Extracted data entries
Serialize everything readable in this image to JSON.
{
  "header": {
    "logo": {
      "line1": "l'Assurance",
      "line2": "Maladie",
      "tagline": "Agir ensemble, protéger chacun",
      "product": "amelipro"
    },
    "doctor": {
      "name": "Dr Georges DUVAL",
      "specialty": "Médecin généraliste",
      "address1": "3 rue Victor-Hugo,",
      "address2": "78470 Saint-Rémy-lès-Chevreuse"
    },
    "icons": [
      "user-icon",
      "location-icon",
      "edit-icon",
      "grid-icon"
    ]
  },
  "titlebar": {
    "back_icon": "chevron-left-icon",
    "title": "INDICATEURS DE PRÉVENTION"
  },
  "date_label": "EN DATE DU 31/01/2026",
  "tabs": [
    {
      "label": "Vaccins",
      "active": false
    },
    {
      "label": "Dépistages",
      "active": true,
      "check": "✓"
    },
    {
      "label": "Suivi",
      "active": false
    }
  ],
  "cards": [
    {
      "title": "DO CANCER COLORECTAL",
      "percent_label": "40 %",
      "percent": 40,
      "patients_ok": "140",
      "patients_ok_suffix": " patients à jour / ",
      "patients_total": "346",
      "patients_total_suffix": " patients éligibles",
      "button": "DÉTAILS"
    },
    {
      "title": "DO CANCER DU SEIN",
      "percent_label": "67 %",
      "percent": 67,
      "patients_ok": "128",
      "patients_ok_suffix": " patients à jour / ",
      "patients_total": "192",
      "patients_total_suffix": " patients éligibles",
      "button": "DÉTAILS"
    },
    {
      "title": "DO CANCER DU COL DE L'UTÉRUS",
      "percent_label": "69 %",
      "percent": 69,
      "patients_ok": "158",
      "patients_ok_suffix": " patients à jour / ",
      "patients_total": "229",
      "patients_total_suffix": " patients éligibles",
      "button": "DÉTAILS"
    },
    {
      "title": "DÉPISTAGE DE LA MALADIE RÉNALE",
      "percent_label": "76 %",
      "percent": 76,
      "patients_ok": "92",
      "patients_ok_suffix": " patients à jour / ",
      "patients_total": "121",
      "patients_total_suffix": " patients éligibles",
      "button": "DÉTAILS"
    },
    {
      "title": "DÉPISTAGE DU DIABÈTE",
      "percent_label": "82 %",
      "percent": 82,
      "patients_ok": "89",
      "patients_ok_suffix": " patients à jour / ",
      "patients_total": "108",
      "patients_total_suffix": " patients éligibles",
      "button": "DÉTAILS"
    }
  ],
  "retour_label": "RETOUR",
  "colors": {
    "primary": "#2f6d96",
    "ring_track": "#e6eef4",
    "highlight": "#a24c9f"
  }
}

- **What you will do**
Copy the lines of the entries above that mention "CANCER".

- **Result of this exercise**
      "title": "DO CANCER COLORECTAL",
      "title": "DO CANCER DU SEIN",
      "title": "DO CANCER DU COL DE L'UTÉRUS",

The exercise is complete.